With Frank at the news conference were representatives from the National Association of Student Financial Aid Administrators and the U.S. Student Association.

H.R. 786 has more than 40 co-sponsors, said Frank press secretary Peter Kovar. As of June 8, no co-sponsors were from Florida.

Christy Stefadouros, spokeswoman for U.S. Rep. Michael Bilirakis (R-Tarpon Springs), said her boss has yet to review Frank's bill, which she termed "controversial."

Stefadouros said Bikirakis aides have logged in just three form letters of support for the Frank bill.

Mazzuckelli, president of the New College chapter of Students for a Sensible Drug Policy, promised that will change. Petitions to Congress and registration of student voters are at the top of the group's political agenda when classes resume in September, he said. "What we're seeing from the war on drugs are some disturbing trends over the last, say, 10 years," said Mazzuckelli, whose academic concentration is economics. "Funding for higher education has gone down while funding for prisons has gone up. In fact, the decrease in higher ed is just about the same amount as the increase for prison construction." Contact Staff Writer Francis X. Gilpin at 813-248-8888, ext. 130, or [email protected].

Scroll to read more News Feature articles

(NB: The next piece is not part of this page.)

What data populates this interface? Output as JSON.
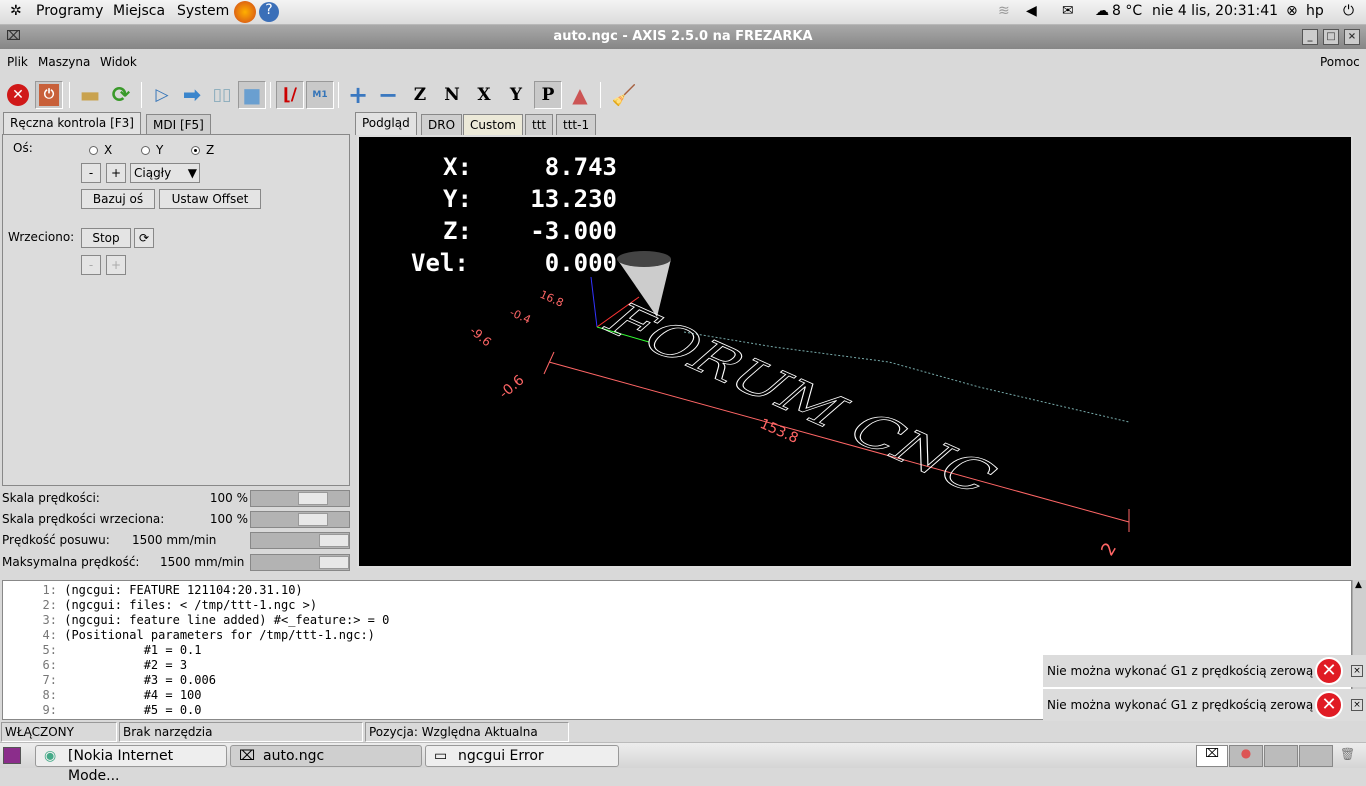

Join Creative Loafing Tampa Bay Newsletters

Subscribe now to get the latest news delivered right to your inbox.